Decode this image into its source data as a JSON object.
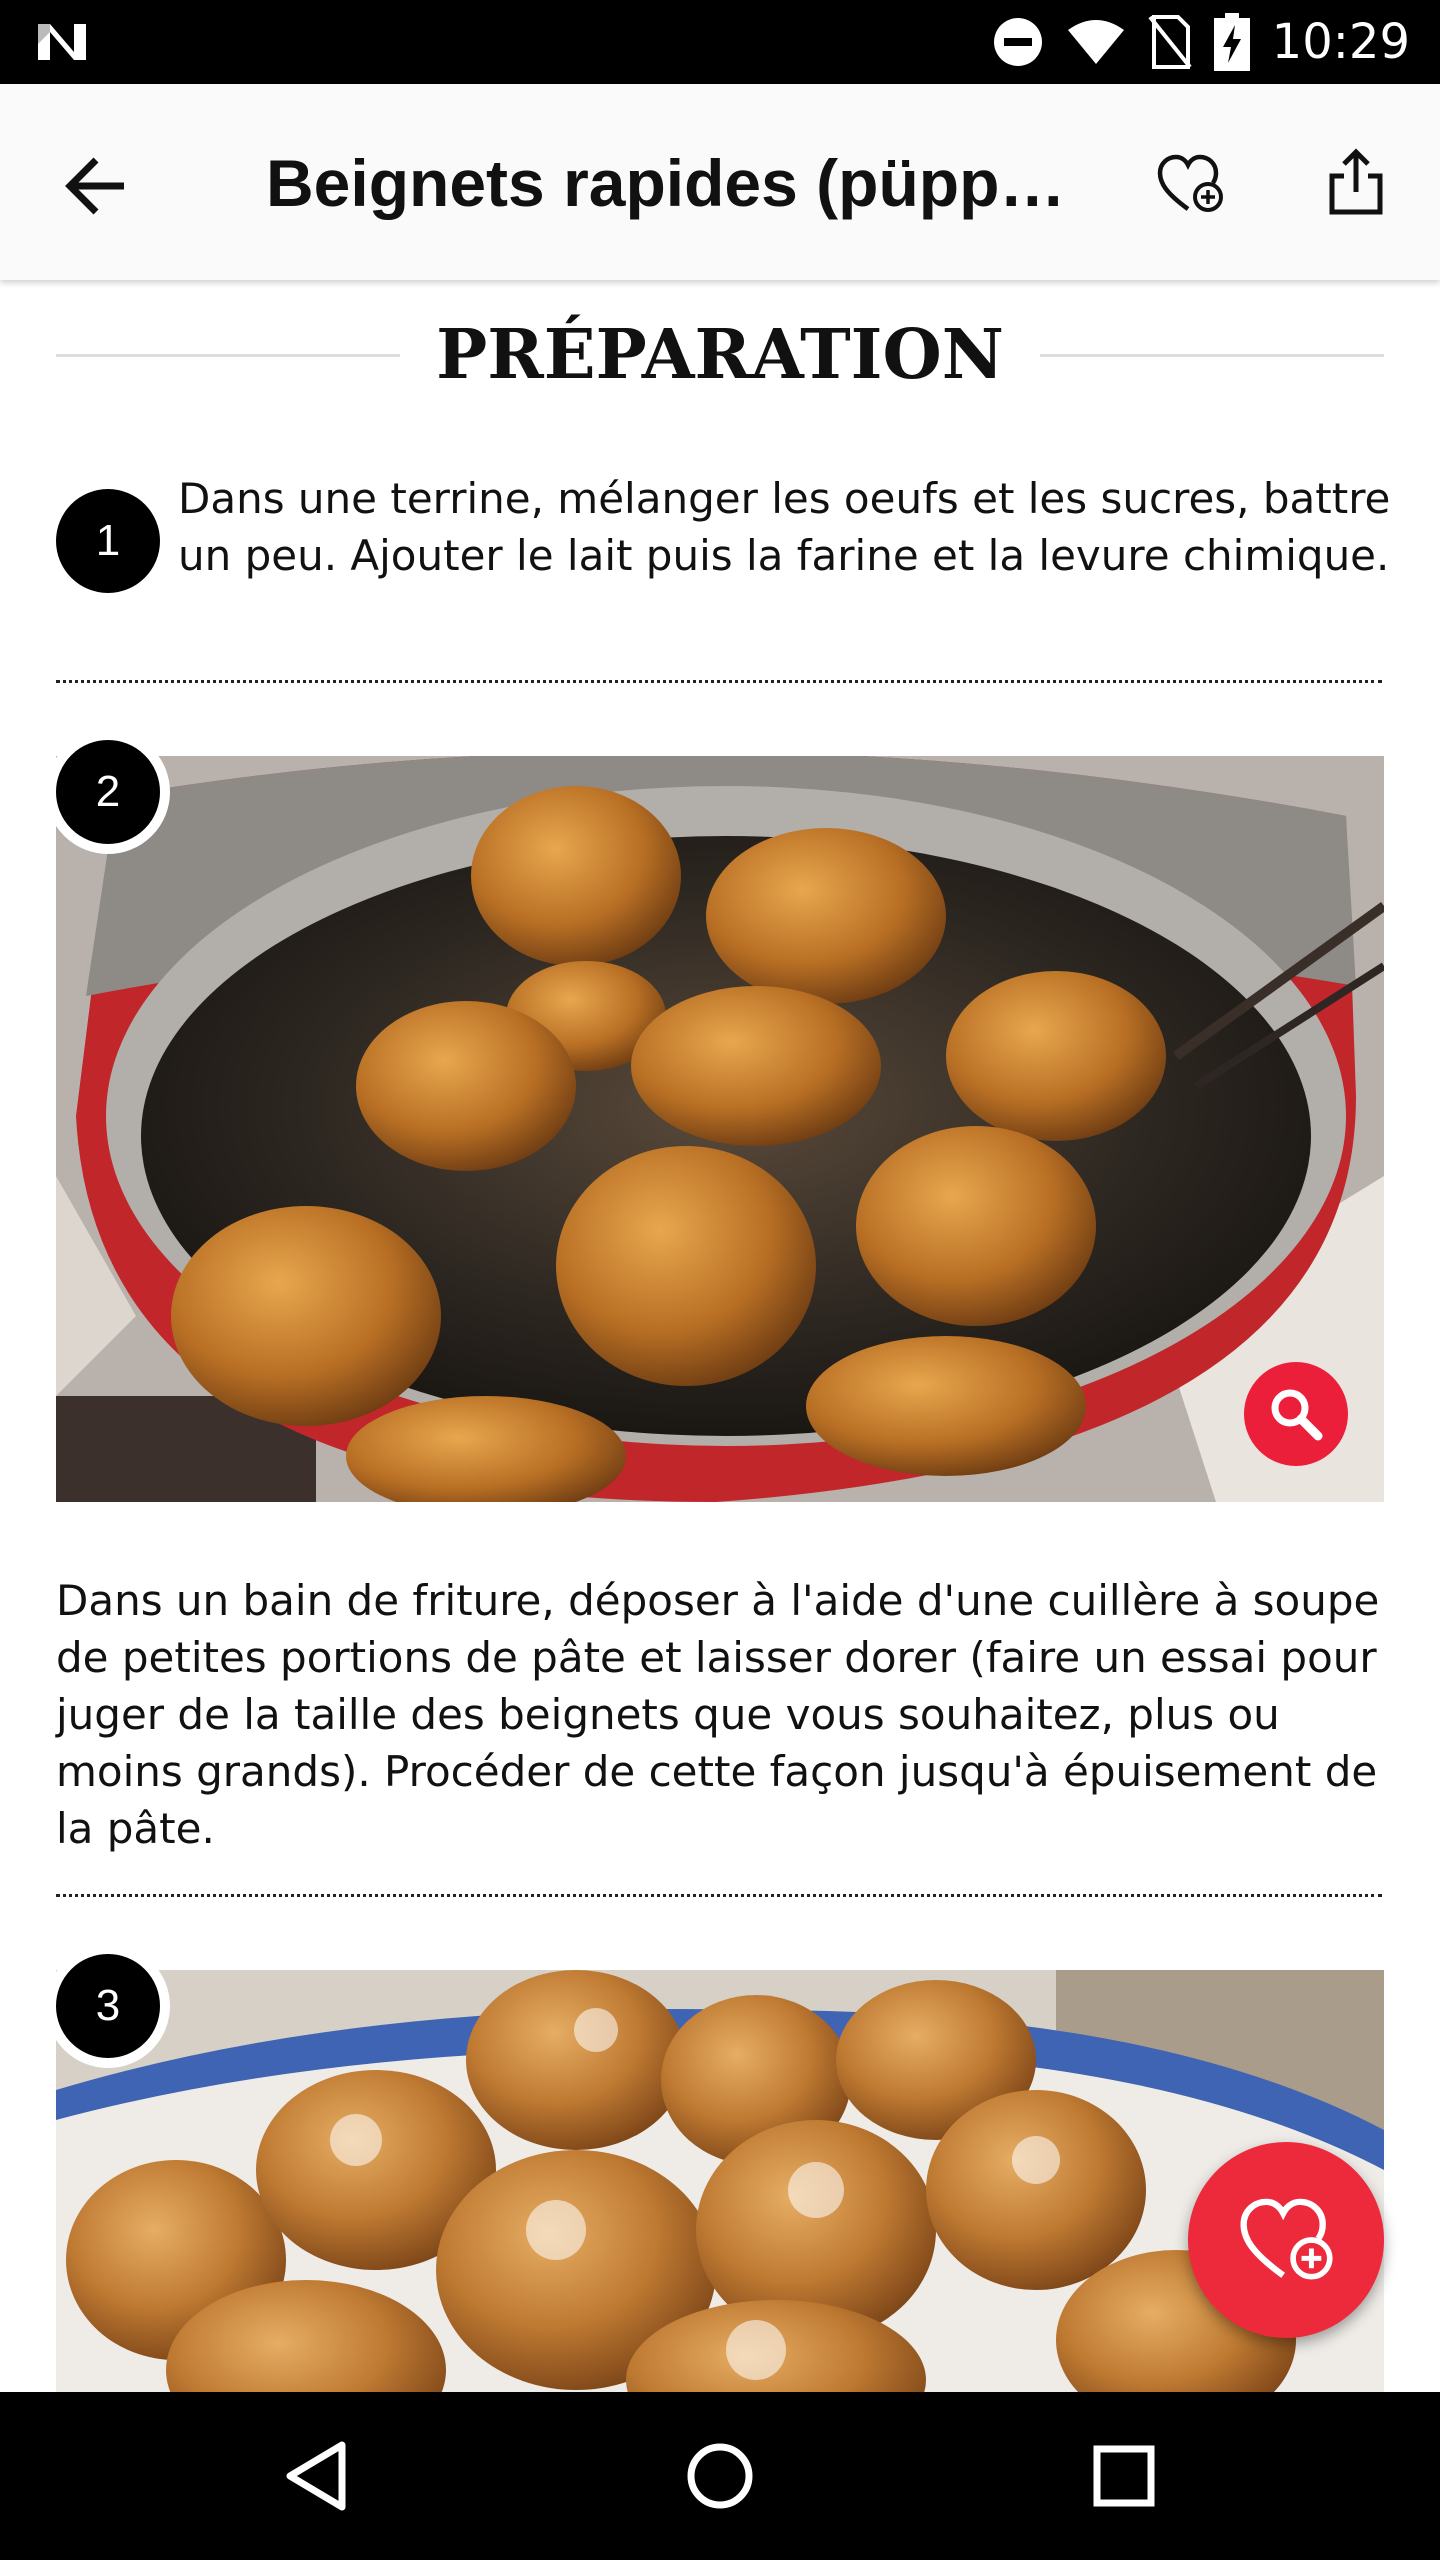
{
  "status_bar": {
    "time": "10:29",
    "icons": [
      "notification-n-icon",
      "dnd-icon",
      "wifi-icon",
      "no-sim-icon",
      "battery-charging-icon"
    ]
  },
  "app_bar": {
    "title": "Beignets rapides (püpper…",
    "back_icon": "arrow-back-icon",
    "favorite_icon": "heart-plus-icon",
    "share_icon": "share-icon"
  },
  "section": {
    "heading": "PRÉPARATION"
  },
  "steps": [
    {
      "number": "1",
      "text": "Dans une terrine, mélanger les oeufs et les sucres, battre un peu. Ajouter le lait puis la farine et la levure chimique."
    },
    {
      "number": "2",
      "image_alt": "beignets frying in oil in a red pot",
      "text": "Dans un bain de friture, déposer à l'aide d'une cuillère à soupe de petites portions de pâte et laisser dorer (faire un essai pour juger de la taille des beignets que vous souhaitez, plus ou moins grands). Procéder de cette façon jusqu'à épuisement de la pâte."
    },
    {
      "number": "3",
      "image_alt": "sugared beignets on a blue plate"
    }
  ],
  "colors": {
    "accent": "#ec2a3c",
    "status_bar": "#000000",
    "app_bar": "#fafafa"
  },
  "nav_bar": {
    "icons": [
      "back-triangle-icon",
      "home-circle-icon",
      "recents-square-icon"
    ]
  }
}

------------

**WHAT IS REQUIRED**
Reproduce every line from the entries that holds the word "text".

**RESULT FOR THIS EXERCISE**
      "text": "Dans une terrine, mélanger les oeufs et les sucres, battre un peu. Ajouter le lait puis la farine et la levure chimique."
      "text": "Dans un bain de friture, déposer à l'aide d'une cuillère à soupe de petites portions de pâte et laisser dorer (faire un essai pour juger de la taille des beignets que vous souhaitez, plus ou moins grands). Procéder de cette façon jusqu'à épuisement de la pâte."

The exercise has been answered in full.